Medway High to Hold Civics Day March 16th

J.D. O’Gara
Issue Date: 
March, 2018
Article Body: 

This month, on March 16th, Medway High School students will have a chance to learn about civics, thanks to Aubree Rojee, social studies teacher Educational Leader for the Humanities at Medway High School.
“We have always wanted to better support our student population in civic engagement,” says Rojee. “The town of Medway has some phenomenal leaders in it, and we wanted to build an environment in which students (learn to) live locally, but think globally and ethically.”
Rojee designed an event for students in which they could meet face-to-face with leaders in their community.

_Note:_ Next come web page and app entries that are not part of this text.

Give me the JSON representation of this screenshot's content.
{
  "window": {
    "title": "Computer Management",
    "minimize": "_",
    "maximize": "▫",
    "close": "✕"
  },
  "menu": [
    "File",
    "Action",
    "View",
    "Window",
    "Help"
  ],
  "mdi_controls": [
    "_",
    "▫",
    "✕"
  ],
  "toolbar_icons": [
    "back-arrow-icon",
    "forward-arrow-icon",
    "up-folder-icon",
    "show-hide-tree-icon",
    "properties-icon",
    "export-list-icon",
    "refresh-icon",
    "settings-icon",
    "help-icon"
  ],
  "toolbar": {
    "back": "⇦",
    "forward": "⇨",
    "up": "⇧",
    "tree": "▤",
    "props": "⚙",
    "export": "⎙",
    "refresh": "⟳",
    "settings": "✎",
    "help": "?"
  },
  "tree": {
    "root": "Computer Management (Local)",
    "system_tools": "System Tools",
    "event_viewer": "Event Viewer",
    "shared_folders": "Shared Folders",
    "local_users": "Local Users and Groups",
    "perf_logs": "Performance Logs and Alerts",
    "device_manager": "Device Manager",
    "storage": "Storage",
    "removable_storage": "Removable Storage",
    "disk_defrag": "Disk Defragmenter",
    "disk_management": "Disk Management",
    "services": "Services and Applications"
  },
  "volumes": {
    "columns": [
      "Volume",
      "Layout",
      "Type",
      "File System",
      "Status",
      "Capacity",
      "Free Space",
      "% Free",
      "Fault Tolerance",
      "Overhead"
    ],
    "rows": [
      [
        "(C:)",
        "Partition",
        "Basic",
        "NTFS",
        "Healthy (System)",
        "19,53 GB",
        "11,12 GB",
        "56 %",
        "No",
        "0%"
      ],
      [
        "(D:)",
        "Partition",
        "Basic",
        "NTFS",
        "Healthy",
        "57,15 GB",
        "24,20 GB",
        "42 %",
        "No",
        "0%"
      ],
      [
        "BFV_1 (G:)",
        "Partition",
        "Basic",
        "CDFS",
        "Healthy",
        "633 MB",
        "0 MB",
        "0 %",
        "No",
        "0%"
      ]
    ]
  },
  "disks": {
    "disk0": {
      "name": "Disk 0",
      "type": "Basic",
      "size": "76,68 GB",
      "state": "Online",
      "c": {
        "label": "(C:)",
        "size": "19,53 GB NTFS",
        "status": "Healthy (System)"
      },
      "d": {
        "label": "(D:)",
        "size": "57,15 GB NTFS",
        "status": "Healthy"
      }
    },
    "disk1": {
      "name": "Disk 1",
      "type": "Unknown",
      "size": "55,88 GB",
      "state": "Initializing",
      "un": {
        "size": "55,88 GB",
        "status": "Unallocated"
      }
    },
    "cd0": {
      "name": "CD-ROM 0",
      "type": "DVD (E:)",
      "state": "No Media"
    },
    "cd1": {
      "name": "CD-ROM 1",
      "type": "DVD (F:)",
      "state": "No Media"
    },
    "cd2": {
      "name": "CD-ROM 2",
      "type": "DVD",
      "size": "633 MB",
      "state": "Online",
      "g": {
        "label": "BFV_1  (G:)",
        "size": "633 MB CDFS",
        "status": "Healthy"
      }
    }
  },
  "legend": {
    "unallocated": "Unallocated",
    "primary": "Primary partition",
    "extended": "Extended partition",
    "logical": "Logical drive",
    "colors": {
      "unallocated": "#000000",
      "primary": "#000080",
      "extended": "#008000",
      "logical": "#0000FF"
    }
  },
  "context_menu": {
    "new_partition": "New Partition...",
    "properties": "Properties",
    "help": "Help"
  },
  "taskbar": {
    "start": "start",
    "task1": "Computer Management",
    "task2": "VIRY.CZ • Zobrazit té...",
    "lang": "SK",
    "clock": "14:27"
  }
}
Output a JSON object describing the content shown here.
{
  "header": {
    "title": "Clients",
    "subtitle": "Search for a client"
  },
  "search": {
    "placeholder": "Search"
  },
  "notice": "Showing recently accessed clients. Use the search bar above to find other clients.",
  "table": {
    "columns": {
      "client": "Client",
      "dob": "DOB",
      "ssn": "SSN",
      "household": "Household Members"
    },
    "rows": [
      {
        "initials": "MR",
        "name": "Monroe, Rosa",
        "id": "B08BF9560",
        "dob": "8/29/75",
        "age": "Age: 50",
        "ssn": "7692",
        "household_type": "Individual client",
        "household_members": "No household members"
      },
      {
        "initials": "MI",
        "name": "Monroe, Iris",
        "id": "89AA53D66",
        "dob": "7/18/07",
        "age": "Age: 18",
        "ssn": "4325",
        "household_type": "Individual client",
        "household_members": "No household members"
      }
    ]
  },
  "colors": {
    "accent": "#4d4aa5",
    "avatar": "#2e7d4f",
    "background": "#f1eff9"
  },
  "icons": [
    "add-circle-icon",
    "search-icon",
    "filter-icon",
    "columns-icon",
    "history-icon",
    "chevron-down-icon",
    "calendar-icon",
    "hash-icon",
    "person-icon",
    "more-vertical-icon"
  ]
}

The keynote speaker for the day will be Representative Jeff Roy, but the event will also feature Medway players from Selectmen, Town Administrator, Town Clerk and School Committee members to members of various committees such as Open Spaces, Parks and Recreation, and the Medway Business Council.
During one half of the day, says Rojee, half the school will attend the keynote address, while the other half will be engaged in various simulations. Later, the groups will switch. Students will also participate in a local government “quiz bowl,” says Rojee.
The simulations will run the gamut, says Rojee. “They are topics (students) have to support or figure out a plan for – everything from changing our school start time to a plastic bag ban. In one a student will pretend to run for office.”
For the school start time simulation, students might meet with the town finance director to talk about how start times impact bussing, meet with the superintendent on what state law requires regarding time and learning. They will meet with local government members to talk about how those areas would respond.
Similarly, with the plastic bag ban simulation, students might meet with Selectmen and the Medway Business Council.
“We teach them all the considerations they’d need to make about their change, or tell them what they need to move forward,” says Rojee.
The event, says Rojee, “is something I’ve always had a dream to do, but we’ve also seen students becoming more and more active and interested in politics and the world around them, so we wanted to seize that enthusiasm.”